Although an official date for the pageant has not been announced, Howard said they have decided on the month of April. She added that the standard of the pageant will be high by then.
“In that time we’re planning on getting more people to be a part of the pageant, as in more participants and it gives us more time to raise money to invite more people to the pageant,” Howard said.
Howard said all is not lost as BSU members and Black Excellence Pageant committee members are working to produce a better production.
“We kind of saw ahead that we were expecting some bad weather and there was a possibility the event would get postponed, so we had a backup plan. This gives us the opportunity to tighten up loose ends that we weren’t ready with,” she said.
The four contestants for the Mr. and Ms. Black Excellence Pageant are: Latoya Fondren, mass communication junior; Jamilah Kangudja, exercise physiology sophomore; Simon Green, sports and leisure studies junior; and Charles Quaye, dental hygiene sophomore.
They will compete in six segments: introduction, talent, night out, business attire, formal wear and question and answer.
The show will also feature a male component for its second staging, which Howard said will “draw more students to the pageant, as well as highlight the excellence of black men in society.”
She said she loves the enthusiasm displayed by the contestants and thinks the extra time to rehearse will help the show.

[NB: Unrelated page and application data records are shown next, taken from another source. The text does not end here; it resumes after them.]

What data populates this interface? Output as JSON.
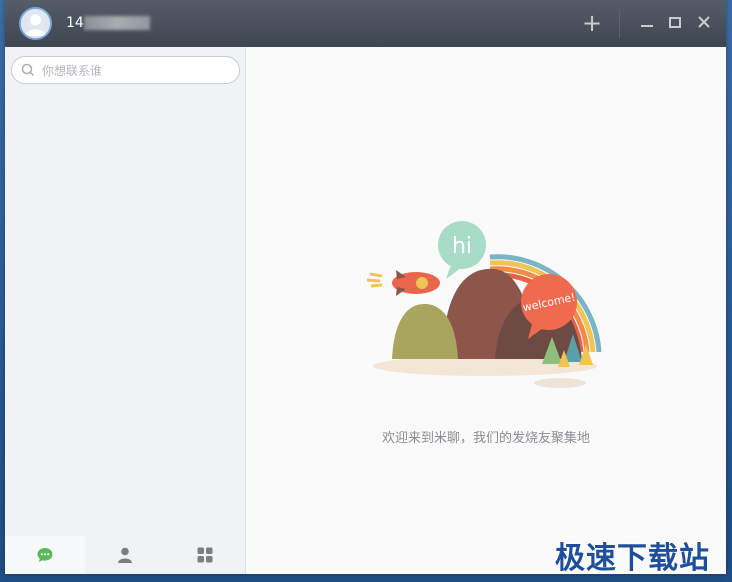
{
  "titlebar": {
    "username": "14",
    "add_label": "+",
    "minimize_label": "–",
    "maximize_label": "□",
    "close_label": "✕"
  },
  "sidebar": {
    "search_placeholder": "你想联系谁",
    "nav_items": [
      {
        "icon": "chat-bubble-icon",
        "active": true
      },
      {
        "icon": "contacts-person-icon",
        "active": false
      },
      {
        "icon": "apps-grid-icon",
        "active": false
      }
    ]
  },
  "main": {
    "illustration": {
      "hi_text": "hi",
      "welcome_text": "welcome!"
    },
    "welcome_message": "欢迎来到米聊，我们的发烧友聚集地"
  },
  "watermark": "极速下载站",
  "colors": {
    "titlebar": "#4a525c",
    "sidebar_bg": "#f1f2f4",
    "main_bg": "#fafafa",
    "accent_green": "#5cb85c",
    "hi_bubble": "#a8dcc8",
    "welcome_bubble": "#f06a4f",
    "mountain_brown": "#8c564b",
    "hill_olive": "#a8a55e"
  }
}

“At first, the postponement of the pageant was kind of disappointing because myself and the other contestants practiced so hard to present ourselves the day of the pageant,” Fondren, one of the Ms. Black Excellence contestants, said. “But now we’re receiving updates of our pageant date being moved to early April, which gives us more time to be able to practice.”

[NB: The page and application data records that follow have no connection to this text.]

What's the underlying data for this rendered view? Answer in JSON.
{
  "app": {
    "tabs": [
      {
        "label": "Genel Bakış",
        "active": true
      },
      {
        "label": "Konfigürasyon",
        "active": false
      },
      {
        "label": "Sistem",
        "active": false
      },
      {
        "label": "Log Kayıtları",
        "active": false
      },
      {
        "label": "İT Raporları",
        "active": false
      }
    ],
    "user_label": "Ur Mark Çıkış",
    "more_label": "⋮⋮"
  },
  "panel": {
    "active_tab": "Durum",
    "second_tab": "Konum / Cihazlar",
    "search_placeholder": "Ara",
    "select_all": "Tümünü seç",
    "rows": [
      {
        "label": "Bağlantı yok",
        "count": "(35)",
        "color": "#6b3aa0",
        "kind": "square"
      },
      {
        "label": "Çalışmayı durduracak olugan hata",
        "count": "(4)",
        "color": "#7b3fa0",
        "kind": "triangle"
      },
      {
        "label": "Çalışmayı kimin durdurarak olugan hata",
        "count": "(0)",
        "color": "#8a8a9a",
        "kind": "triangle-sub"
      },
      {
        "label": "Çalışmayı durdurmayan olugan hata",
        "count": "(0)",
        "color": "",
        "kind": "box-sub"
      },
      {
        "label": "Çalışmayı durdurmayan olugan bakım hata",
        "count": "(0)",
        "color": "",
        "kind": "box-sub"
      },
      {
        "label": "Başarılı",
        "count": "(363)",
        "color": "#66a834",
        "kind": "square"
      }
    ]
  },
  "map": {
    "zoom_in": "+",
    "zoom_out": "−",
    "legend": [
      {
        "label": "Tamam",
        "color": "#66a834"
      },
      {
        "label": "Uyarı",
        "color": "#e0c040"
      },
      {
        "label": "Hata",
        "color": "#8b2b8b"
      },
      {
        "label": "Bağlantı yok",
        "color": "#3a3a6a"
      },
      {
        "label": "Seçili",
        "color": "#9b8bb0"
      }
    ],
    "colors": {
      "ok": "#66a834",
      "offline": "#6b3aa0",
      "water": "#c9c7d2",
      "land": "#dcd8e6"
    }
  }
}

Fondren said on the bright side, it worked out for the better because everyone including the pageant staff are not scrambling around trying to balance courses and rehearsal nights at the same time.
The first-time pageant contender said she would be astounded if she captured the title of Ms. Black Excellence.
“My goal, if I were to win, would be to represent the Black Student Union here at this institution and be a leader for students here on campus of all cultural backgrounds, someone who can continue to put smiles on people’s faces and just be an example for others to always be yourself no matter what and you can do anything you put your mind to,” Fondren said. “We need more of that here on campus.”
Some of the students who planned to attend the pageant were upset that it was postponed, but understood the reasons why.
Karla Henry, management freshman, said, “I was looking forward to the event because I love pageantry and the idea of celebrating black beauty. I was disappointed when it got postponed, but I will save my ticket for April.”
Howard said the purpose of the Black Student Union is to promote activities of common interest, as well as cultural and educational benefits for the student body.
“We wanted to display the vibrancy of black culture, beauty and elegance as well as highlight the theme for Black History Month 2018: ‘African Americans in Times of War,’ and the pageant was designed to do just that,” Howard said.
Ticket prices remain at $5. Students who originally purchased tickets will be able to use them when the new date for the event is announced.